We had over 100 medical and nursing students view this simulation through VIVE prior to any training as a “pre-test”. We measured how often they responded to the simulation and whether their responses were correct, contained any errors or missing pieces of information, or if they simply did not respond at all. A subset of these students (20%) used VIVE headsets with built-in Tobii eye tracking sensors to track what they were looking at in the simulation, how quickly, how often, and for how long.
We then brought all 100+ students together for an interprofessional team communication training (TeamSTEPPS®), followed by another round in VIVE (their “post-test”) approximately one week later
What Did We Find, and Where is This Going?

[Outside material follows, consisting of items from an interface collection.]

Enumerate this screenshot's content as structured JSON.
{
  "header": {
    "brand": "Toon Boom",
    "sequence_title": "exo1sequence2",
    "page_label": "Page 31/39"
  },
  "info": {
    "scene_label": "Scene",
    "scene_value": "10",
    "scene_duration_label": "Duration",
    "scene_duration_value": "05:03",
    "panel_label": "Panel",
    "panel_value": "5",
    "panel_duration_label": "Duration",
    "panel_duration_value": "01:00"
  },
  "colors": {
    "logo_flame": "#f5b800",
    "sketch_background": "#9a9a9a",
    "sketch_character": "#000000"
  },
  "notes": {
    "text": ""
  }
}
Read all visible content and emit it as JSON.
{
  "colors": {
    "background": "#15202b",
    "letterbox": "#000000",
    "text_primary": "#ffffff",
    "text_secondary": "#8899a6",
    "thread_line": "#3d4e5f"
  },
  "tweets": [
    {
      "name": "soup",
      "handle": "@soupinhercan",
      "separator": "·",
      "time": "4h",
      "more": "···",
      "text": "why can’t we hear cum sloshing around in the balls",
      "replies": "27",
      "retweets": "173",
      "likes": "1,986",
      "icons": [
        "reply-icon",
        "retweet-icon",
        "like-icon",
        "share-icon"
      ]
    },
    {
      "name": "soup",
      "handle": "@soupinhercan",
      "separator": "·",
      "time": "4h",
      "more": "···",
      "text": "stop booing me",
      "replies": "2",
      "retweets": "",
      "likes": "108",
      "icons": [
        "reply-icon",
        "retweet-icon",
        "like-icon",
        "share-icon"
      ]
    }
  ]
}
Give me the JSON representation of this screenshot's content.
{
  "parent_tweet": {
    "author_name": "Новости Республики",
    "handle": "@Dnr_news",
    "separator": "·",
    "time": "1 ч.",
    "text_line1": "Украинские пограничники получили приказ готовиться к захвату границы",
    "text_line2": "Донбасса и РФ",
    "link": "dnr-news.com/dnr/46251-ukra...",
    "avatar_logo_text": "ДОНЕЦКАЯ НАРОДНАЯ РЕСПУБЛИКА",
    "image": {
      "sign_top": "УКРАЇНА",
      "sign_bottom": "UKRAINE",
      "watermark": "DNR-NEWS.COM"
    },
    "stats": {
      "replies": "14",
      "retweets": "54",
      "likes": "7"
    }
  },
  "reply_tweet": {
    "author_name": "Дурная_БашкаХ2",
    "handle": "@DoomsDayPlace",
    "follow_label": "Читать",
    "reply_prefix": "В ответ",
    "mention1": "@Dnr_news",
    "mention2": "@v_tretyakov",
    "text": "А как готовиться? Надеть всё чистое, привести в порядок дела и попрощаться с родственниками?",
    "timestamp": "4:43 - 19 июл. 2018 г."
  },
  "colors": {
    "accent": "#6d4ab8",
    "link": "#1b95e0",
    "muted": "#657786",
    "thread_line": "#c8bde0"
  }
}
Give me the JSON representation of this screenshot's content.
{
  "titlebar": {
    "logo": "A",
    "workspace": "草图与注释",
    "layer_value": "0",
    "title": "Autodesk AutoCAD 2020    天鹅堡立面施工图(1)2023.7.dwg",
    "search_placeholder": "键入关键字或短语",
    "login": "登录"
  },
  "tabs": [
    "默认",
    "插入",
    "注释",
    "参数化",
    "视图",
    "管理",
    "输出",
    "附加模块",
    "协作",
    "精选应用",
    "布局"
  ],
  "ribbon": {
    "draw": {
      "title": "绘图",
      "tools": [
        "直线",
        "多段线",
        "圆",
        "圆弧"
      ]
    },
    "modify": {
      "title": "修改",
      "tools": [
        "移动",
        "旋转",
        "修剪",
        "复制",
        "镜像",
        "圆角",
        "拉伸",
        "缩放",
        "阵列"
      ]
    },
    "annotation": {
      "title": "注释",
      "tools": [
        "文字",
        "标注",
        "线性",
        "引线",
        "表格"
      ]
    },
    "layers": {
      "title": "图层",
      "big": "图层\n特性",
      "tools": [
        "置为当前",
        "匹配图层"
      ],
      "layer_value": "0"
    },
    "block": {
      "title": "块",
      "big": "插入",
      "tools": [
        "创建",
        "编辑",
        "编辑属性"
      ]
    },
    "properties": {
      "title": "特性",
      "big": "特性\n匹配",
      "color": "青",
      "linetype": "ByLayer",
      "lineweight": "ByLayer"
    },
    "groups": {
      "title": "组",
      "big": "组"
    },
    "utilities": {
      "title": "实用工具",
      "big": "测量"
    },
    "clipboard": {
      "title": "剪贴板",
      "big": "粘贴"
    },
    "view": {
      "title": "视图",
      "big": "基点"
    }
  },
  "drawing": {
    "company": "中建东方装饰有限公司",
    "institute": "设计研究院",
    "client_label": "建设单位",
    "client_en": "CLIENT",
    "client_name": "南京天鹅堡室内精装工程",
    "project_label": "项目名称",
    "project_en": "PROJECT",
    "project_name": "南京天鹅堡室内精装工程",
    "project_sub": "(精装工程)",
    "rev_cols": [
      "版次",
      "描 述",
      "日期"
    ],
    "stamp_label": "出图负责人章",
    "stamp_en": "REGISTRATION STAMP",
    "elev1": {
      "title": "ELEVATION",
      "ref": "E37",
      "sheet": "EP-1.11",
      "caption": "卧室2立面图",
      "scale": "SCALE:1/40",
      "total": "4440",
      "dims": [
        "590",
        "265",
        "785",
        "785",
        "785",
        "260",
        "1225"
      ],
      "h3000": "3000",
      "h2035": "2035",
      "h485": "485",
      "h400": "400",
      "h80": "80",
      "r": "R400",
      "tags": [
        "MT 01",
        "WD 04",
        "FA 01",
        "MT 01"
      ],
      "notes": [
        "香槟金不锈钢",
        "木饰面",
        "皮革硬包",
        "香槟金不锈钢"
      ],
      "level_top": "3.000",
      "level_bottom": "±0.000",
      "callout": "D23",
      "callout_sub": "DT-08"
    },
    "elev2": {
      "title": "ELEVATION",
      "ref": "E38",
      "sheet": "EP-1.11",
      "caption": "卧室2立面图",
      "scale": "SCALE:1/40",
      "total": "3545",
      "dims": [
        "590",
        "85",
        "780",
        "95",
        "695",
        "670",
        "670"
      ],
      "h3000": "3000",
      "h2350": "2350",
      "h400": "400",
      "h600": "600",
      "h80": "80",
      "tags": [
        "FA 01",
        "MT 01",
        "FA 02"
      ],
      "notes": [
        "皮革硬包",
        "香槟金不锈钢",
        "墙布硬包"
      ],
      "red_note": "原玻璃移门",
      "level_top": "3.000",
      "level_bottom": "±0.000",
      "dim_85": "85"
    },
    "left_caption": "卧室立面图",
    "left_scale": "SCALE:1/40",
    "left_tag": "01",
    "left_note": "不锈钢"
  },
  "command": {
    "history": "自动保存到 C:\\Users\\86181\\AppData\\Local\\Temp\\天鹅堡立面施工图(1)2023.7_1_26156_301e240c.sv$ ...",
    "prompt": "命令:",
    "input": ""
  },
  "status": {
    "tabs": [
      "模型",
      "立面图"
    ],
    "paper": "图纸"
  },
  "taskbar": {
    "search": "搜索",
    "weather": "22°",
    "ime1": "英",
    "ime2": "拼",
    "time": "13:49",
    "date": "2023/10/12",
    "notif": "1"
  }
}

After their training, students across the board increased the number of times they responded out loud to the simulation, with relatively few errors or missing pieces of information. Our initial analysis of those students using the eye tracking headsets shows some slight variation between pre-test and post-test.
At this point we can’t conclude whether this variation is beneficial or detrimental—more research needs to be done in this area. For instance, we can assess how experts perform in these simulations and compare their performance to student performance. Do the experts look at everything relatively equally, or are there certain elements within a particular setting that are more important to focus on? Taking advantage of the simulation and measurement capabilities of virtual reality technology will allow many questions in this line of work to be answered and will undoubtedly reveal many future opportunities for research.
Interesting in learning more about research at The University of Nevada, Reno School of Medicine? Please visit: https://med.unr.edu/odi/research